## AIM OF THE EXERCISE
Can you pull out each line of the data below that includes the word "screenshot"?

## RECORDED INFORMATION
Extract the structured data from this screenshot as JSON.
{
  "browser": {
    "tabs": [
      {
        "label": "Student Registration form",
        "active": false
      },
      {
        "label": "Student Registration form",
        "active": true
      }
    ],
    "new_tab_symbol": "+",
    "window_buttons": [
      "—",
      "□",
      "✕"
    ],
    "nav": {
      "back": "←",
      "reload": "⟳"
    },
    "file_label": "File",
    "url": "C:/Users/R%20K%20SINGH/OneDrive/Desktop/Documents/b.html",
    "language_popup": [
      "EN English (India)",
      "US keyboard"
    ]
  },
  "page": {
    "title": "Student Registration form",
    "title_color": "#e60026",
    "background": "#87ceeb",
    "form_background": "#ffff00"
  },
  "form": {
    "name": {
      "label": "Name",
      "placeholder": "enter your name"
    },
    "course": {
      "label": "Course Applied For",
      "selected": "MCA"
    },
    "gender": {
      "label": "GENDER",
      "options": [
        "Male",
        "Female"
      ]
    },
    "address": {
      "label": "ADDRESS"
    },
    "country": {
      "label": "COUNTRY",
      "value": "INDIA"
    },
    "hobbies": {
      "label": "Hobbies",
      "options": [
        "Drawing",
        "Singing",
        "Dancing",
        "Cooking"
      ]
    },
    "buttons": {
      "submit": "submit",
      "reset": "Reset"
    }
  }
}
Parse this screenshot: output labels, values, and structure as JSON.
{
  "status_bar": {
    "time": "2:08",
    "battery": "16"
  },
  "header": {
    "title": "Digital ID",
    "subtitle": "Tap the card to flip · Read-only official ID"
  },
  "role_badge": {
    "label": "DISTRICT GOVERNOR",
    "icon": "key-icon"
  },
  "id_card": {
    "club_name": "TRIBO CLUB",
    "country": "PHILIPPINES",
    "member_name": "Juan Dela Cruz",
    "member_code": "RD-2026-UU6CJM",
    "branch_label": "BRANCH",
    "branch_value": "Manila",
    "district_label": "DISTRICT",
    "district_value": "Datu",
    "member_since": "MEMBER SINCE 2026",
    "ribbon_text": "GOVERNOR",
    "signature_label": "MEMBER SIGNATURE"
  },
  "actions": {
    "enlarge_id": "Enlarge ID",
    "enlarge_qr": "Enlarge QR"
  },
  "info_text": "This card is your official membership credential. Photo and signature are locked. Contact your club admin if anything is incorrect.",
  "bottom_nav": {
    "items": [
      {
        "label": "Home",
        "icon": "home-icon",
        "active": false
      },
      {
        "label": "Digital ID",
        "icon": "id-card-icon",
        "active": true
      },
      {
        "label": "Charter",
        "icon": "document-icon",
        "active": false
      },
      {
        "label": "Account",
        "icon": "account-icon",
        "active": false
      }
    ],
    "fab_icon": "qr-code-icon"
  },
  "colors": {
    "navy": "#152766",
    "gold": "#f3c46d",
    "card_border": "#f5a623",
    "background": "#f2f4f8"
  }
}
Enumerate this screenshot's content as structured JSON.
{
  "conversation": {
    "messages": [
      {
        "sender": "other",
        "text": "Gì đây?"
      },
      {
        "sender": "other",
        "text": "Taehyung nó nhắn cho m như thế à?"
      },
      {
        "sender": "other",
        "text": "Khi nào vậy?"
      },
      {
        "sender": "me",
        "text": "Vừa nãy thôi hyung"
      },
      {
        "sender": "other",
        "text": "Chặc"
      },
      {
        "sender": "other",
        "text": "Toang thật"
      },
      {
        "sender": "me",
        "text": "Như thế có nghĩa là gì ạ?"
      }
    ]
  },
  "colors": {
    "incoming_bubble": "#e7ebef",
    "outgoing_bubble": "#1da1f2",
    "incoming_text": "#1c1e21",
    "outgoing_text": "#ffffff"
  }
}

## EXERCISE OUTPUT
Extract the structured data from this screenshot as JSON.
Parse this screenshot: output labels, values, and structure as JSON.
Enumerate this screenshot's content as structured JSON.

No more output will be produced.